constantly lay unreasonable expectations on us, we have good
reason to consider new options. Our frustration in such cases
may be the Lordís wake-up call to move on.
4. Weigh your positive alternatives. At the same
time, itís important to consider not only what weíre
reacting against, but what positive options are available for
us to respond to. We can be tempted to leave an imperfect
situation out of restlessness or a grass-is-greener mentality,
when in fact we donít have a better opportunity to take its
place. There are some cases--abusive ones definitely--when we
should bail out anyway. Yet in many cases itís better not to
leave unless we have a clear idea of where weíre going.
The point is strategically important in employment
situations, for weíre usually in the best position to
"market" ourselves for a new job while weíre still
employed. A good test of whether the Lord may be prompting us
to quit a job we dislike is whether we have a better
opportunity available. There are exceptions. We might leave in
order to take some intentional time off to re-assess our lifeís
direction, or to move to a region where our options are
better, or to get further training that will improve our
future prospects. The important thing is to have a clear
strategy in mind that provides a positive alternative.
It can be a good litmus test in other frustrating
situations not to opt out until we know for certain where weíre
opting in. Responding is generally a more trustworthy impulse
5. Donít minimize the value of prayer and othersí
counsel. The time-worn principles forever apply.
Praying earnestly for Godís guidance and for openness to his
will helps us in many ways--giving us clearer thinking,
greater alertness to indications of his leading and a more
natural inclination to do his will. Prayer is especially
important when it comes to weighing the significance of our
frustration and can help us considerably in reaching the right
conclusions about it. "Is any one among you suffering?
Let him pray," James counsels (Jas 5:13 RSV). While
James obviously means we should pray for relief in an adverse
situation, he certainly means we should ask for wisdom about
what to do as well. He also assures us that such praying
brings great benefit: "If any of you lacks wisdom, let
him ask God, who gives to all men generously and without

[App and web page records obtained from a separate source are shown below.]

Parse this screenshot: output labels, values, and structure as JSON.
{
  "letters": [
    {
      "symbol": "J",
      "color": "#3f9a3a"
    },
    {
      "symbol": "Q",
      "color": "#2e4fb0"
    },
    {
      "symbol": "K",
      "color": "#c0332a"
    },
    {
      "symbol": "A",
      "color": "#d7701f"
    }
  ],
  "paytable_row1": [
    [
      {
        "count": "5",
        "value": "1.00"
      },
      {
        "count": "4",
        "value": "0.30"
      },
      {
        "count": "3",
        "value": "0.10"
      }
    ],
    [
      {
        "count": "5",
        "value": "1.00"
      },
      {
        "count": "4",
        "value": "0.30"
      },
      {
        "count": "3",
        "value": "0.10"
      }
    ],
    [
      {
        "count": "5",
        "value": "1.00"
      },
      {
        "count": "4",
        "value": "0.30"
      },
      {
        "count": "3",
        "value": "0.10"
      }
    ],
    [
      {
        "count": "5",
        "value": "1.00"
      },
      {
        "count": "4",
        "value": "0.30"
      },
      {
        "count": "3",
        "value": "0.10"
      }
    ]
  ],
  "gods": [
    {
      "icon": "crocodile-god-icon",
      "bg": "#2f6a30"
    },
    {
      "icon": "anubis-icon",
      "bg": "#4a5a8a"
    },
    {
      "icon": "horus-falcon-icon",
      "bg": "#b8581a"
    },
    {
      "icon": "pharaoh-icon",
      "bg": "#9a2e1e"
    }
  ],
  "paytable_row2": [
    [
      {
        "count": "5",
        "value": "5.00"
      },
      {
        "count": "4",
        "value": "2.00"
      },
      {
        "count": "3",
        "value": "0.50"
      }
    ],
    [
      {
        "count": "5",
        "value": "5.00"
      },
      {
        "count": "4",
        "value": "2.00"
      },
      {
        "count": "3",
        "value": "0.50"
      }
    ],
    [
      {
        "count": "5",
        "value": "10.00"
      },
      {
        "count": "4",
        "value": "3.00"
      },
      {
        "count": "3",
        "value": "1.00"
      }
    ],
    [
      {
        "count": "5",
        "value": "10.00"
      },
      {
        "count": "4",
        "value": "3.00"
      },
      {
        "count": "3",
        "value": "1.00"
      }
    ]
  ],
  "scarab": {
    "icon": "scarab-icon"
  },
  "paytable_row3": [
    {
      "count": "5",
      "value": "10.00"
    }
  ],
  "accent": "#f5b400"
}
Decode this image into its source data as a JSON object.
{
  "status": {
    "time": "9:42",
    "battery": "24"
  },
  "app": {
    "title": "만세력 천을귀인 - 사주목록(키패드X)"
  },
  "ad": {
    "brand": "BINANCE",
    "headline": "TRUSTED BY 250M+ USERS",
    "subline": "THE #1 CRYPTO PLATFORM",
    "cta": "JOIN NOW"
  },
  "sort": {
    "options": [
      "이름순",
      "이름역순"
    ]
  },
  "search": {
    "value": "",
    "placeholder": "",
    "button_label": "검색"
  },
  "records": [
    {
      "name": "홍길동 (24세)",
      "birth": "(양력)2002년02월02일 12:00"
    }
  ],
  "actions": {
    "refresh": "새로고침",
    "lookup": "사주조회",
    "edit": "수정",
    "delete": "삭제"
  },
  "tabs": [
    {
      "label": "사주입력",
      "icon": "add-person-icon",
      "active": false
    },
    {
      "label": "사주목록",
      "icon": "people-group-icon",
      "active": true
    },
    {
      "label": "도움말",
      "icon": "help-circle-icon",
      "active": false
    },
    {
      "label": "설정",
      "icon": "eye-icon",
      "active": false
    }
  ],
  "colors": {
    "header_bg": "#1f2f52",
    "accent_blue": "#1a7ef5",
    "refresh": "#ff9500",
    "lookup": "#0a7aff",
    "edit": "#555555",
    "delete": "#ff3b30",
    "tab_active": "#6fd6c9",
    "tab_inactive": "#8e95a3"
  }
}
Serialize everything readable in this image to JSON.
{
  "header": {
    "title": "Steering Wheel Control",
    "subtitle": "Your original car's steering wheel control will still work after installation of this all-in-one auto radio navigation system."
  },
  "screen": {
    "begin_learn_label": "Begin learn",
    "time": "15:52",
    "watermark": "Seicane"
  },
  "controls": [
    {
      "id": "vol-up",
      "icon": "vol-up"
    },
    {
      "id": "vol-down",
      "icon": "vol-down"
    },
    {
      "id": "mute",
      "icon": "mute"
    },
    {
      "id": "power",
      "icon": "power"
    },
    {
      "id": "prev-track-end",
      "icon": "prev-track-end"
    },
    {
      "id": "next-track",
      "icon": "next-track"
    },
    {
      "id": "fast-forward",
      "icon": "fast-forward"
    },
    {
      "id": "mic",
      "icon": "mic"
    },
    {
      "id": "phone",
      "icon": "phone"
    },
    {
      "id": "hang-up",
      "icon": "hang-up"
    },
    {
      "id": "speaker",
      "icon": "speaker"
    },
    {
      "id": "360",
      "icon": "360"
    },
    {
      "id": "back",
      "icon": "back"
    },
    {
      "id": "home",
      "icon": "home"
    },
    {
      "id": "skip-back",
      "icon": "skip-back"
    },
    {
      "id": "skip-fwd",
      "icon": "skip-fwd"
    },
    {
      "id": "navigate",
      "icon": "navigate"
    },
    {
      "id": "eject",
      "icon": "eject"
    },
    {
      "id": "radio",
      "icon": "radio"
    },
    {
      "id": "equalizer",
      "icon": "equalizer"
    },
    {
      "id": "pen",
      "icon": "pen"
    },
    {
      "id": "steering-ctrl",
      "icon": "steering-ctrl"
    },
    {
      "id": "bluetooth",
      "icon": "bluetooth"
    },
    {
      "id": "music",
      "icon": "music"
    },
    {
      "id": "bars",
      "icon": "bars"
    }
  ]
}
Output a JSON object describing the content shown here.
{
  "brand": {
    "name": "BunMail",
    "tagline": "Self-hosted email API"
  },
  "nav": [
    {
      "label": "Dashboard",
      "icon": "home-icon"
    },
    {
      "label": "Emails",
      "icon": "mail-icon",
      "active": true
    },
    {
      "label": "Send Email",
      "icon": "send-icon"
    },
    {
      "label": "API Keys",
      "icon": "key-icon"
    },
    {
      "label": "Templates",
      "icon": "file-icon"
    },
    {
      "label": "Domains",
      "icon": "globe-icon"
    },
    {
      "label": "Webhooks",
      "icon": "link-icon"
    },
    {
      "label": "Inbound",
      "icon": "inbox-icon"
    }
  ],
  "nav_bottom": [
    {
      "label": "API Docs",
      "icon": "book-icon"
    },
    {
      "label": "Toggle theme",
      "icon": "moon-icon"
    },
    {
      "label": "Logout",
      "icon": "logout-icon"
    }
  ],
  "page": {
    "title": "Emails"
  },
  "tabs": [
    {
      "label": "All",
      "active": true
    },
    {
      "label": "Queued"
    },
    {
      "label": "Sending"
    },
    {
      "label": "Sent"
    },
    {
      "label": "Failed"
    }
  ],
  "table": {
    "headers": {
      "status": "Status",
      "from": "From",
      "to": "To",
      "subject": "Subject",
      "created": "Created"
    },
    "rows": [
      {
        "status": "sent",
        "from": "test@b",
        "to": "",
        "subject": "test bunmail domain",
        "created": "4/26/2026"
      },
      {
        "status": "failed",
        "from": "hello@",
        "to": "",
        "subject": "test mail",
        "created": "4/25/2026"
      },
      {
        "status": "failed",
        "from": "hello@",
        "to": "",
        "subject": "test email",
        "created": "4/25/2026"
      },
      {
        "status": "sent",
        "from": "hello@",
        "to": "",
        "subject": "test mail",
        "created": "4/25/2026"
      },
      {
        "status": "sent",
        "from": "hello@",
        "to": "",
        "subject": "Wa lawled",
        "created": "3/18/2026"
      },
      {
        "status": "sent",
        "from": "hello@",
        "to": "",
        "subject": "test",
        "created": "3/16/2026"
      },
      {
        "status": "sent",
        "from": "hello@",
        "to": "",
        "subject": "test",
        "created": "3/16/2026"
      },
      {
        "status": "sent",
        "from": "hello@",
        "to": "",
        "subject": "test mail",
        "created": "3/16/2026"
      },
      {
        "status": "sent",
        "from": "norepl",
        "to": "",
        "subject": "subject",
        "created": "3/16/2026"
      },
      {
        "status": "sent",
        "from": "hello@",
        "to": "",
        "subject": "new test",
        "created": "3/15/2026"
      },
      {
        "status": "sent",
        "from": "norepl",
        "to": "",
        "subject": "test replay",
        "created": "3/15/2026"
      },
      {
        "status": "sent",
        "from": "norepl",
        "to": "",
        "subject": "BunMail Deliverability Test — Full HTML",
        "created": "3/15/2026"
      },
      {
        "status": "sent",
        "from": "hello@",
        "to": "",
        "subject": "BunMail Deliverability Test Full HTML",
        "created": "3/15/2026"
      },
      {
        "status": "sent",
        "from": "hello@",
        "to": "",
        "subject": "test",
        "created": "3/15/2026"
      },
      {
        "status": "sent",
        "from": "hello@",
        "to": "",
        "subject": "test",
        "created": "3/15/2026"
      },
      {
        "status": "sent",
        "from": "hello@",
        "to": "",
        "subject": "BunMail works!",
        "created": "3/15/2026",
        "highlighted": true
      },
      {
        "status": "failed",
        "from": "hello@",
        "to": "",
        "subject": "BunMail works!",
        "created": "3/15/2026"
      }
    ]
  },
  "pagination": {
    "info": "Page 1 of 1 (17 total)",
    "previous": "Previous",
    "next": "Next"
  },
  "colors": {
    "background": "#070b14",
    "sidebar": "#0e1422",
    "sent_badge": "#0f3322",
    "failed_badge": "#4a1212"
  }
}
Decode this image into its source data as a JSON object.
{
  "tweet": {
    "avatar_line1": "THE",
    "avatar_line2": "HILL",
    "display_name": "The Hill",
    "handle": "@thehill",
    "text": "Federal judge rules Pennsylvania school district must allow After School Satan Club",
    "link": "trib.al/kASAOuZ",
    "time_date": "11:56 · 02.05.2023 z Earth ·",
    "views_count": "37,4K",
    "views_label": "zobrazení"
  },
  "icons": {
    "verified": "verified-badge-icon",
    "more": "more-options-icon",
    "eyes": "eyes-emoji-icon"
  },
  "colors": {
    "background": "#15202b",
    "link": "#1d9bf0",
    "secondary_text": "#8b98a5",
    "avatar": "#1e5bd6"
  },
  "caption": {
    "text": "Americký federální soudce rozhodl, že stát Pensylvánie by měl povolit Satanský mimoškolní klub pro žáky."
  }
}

reproaching, and it will be given him" (Jas 1:5 RSV).
Counsel is nearly as important in the biblical view.
Throughout Scripture we see God using the insightful counsel
of one person to clarify the thinking of another (Prov 27:17).
I can only imagine the relief Timothy must have felt when Paul
consoled him, "Do not let anyone look down on you because
you are young" (1 Tim 4:12). Timothy was experiencing age
discrimination: because of his youth, others werenít
supporting him as fully as they should in his pastoral role.
Paul assured him that he shouldnít view this uncomfortable
situation as simply a cross to bear but should take steps to
In other cases, Paul challenged Timothy to work on changing
himself in order to accommodate the challenges of his work.
"Rekindle the gift of God that is within you," Paul
exhorted him on one occasion (1 Tim 4:14), on another telling
him, "Do not neglect the gift you have" (2 Tim 1:6
In the same way God will use othersí counsel to help us
sort through both sides of the inspirational dissatisfaction
question and to decide whether to seek to change our circumstances or
ourselves. We ought to draw especially on the counsel of those
who see our life dynamically and desire Godís very best for
Seeing the Bigger Picture
The best news in what weíre saying is that, the most
challenging situations in our life--those where weíre
tempted to think Godís hand has turned against us--can be
settings where we gain treasured insight into our potential
and into Godís will for us, and motivation for change that
may not come any other way. Realizing that our frustration can
generate such inspiration and enlightenment strengthens our
confidence that God has good purposes for us in unwelcome
situations and deepens our hope that he has better things for
us in the future. And it helps us find the courage to take
important steps of faith.
Having a term to describe it really does help. The next
time youíre tempted to think life has dealt you a rotten
hand in some area, think in terms of inspirational
dissatisfaction, and see if that makes a difference.